1. Canary Islands chiffchaff
Scientific Name: Phylloscopus canariensis
The Canary Islands Chiffchaff, unique to the Canary Islands, has a brownish-green back and a buff underside, highlighted by a conspicuous long eyebrow stripe. Compared to its cousin, the Common Chiffchaff, it has shorter wings, making its tail seem longer, and features pale legs and a slightly curved bill.
It is known for its distinctive, more explosive, and irregular song than the Common Chiffchaff. This adaptable bird inhabits a variety of settings, including woodlands, gardens, brush areas, and plantations, where it actively forages for insects.
2. Common chiffchaff
Scientific Name: Phylloscopus collybita
The Common Chiffchaff is a small leaf-warbler that is widespread across Europe and Asia, migrating to southern and western Europe, Africa, and South Asia for the winter.
It has a distinctive olive-green back and pale underparts, with a notable tail-wagging behavior. The bird is named for its simple, repetitive “chiff-chaff” song, which marks the arrival of spring.
This species thrives in open woodlands, gardens, and parks, where it hunts for insects. One interesting fact about the Common Chiffchaff is its adaptability, which allows it to occupy a range of habitats and climates, making it a familiar sight in many regions outside of its breeding areas during migration.
3. Iberian chiffchaff
Scientific Name: Phylloscopus ibericus
The Iberian Chiffchaff is a small leaf-warbler that primarily resides in the Iberian Peninsula and parts of northwestern Africa. It resembles the Common Chiffchaff in appearance, with olive-green upperparts and pale underparts, but can be distinguished by its more melodious and complex song.
This bird prefers woodland habitats, especially near water, where it actively forages for insects. One of the key behaviors of the Iberian Chiffchaff is its migratory pattern, as it moves to warmer areas during the winter months.

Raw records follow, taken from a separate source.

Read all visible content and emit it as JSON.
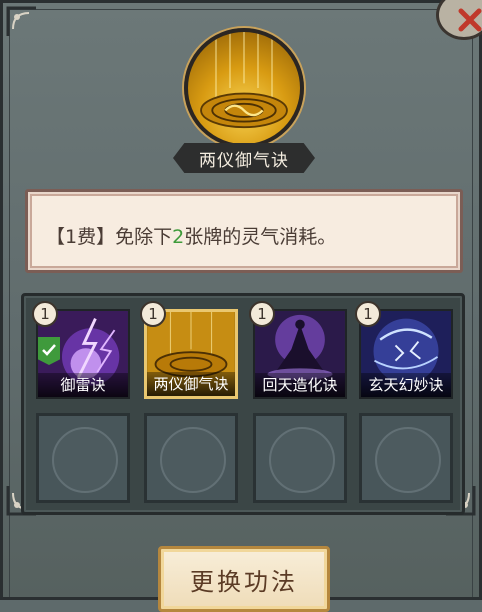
{
  "skill": {
    "name": "两仪御气诀",
    "icon": "yin-yang-swirl-icon",
    "description_prefix": "【1费】免除下",
    "description_highlight": "2",
    "description_suffix": "张牌的灵气消耗。"
  },
  "deck": {
    "cards": [
      {
        "cost": "1",
        "label": "御雷诀",
        "icon": "purple-lightning-icon",
        "equipped": true
      },
      {
        "cost": "1",
        "label": "两仪御气诀",
        "icon": "yin-yang-swirl-icon",
        "selected": true
      },
      {
        "cost": "1",
        "label": "回天造化诀",
        "icon": "purple-robed-figure-icon"
      },
      {
        "cost": "1",
        "label": "玄天幻妙诀",
        "icon": "blue-rune-vortex-icon"
      }
    ],
    "empty_slots": 4
  },
  "actions": {
    "change_label": "更换功法"
  },
  "colors": {
    "highlight_green": "#3e9b3a",
    "button_border": "#b5873e",
    "panel_bg": "#5e6a6b"
  }
}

4. Mountain chiffchaff
Scientific Name: Phylloscopus sindianus
The Mountain Chiffchaff is closely related to the more widespread Common Chiffchaff but distinguishes itself by inhabiting higher altitudes, typically mountainous regions from the Caucasus to central Asia. It shares the olive-green back and pale underparts characteristic of chiffchaffs but often shows a more pronounced supercilium (eyebrow line) and darker legs.

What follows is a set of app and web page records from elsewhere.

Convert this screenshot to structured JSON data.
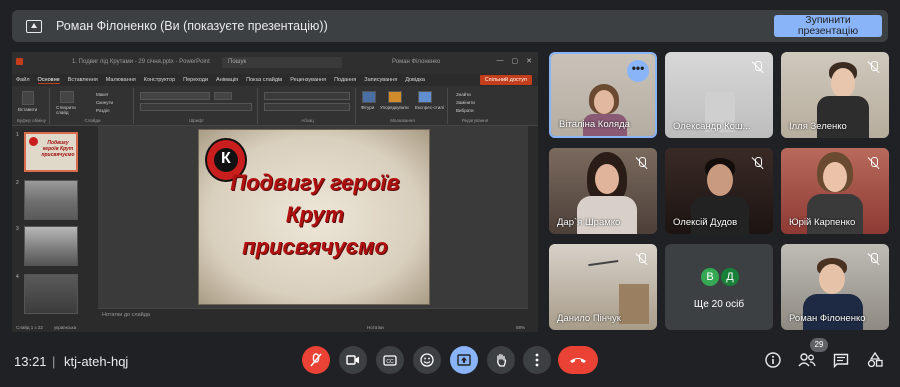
{
  "topbar": {
    "title": "Роман Філоненко (Ви (показуєте презентацію))",
    "stop_button": "Зупинити презентацію"
  },
  "powerpoint": {
    "window_title": "1. Подвиг під Крутами - 29 січня.pptx - PowerPoint",
    "search_placeholder": "Пошук",
    "user": "Роман Філоненко",
    "tabs": [
      "Файл",
      "Основне",
      "Вставлення",
      "Малювання",
      "Конструктор",
      "Переходи",
      "Анімація",
      "Показ слайдів",
      "Рецензування",
      "Подання",
      "Записування",
      "Довідка"
    ],
    "active_tab": "Основне",
    "share_button": "Спільний доступ",
    "ribbon_groups": [
      "Буфер обміну",
      "Слайди",
      "Шрифт",
      "Абзац",
      "Малювання",
      "Редагування"
    ],
    "ribbon_buttons": {
      "paste": "Вставити",
      "new_slide": "Створити слайд",
      "layout": "Макет",
      "reset": "Скинути",
      "sections": "Розділ",
      "shapes": "Фігури",
      "arrange": "Упорядкувати",
      "quick_styles": "Експрес-стилі",
      "find": "Знайти",
      "replace": "Замінити",
      "select": "Вибрати"
    },
    "slide_numbers": [
      "1",
      "2",
      "3",
      "4"
    ],
    "slide_thumb1_text": "Подвигу героїв Крут присвячуємо",
    "slide_lines": [
      "Подвигу героїв",
      "Крут",
      "присвячуємо"
    ],
    "notes_placeholder": "Нотатки до слайда",
    "status_left": "Слайд 1 з 22",
    "status_lang": "українська",
    "status_notes": "Нотатки",
    "status_zoom": "58%"
  },
  "participants": [
    {
      "name": "Віталіна Коляда",
      "muted": false,
      "active": true
    },
    {
      "name": "Олександр Кош...",
      "muted": true
    },
    {
      "name": "Ілля Зеленко",
      "muted": true
    },
    {
      "name": "Дар`я Шрамко",
      "muted": true
    },
    {
      "name": "Олексій Дудов",
      "muted": true
    },
    {
      "name": "Юрій Карпенко",
      "muted": true
    },
    {
      "name": "Данило Пінчук",
      "muted": true
    },
    {
      "name": "Роман Філоненко",
      "muted": true
    }
  ],
  "others_tile": {
    "avatars": [
      "В",
      "Д"
    ],
    "avatar_colors": [
      "#34a853",
      "#188038"
    ],
    "label": "Ще 20 осіб"
  },
  "bottom_bar": {
    "time": "13:21",
    "separator": "|",
    "meeting_code": "ktj-ateh-hqj",
    "participant_count": "29"
  },
  "colors": {
    "accent": "#8ab4f8",
    "danger": "#ea4335",
    "background": "#202124"
  }
}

Adapted to cooler climates, it prefers open woodland and scrub at elevations where few other warblers venture. Its songs and calls are similar to those of its relatives but can include distinctive notes that set it apart.
Scientific Name: Calidris pugnax
The Ruff is a medium-sized wading bird known for its remarkable breeding plumage in males, which includes an ornate collar of feathers and brightly colored head tufts. Females, known as Reeves, are more subdued in appearance.
Ruffs are unique among birds for the males’ dramatic variation in plumage color and pattern. They breed in marshes and wet meadows across northern Europe and Asia, migrating to southern Africa, southern Asia, and Australia for the winter.
Ruffs are primarily omnivorous, feeding on insects, seeds, and small invertebrates. A notable behavior is the males’ competitive lekking during the breeding season, where they display their plumage and engage in mock fights to attract mates.
Mary is an outdoor enthusiast, nature lover, and amateur birdwatcher that enjoys sharing her knowledge and experiences with others.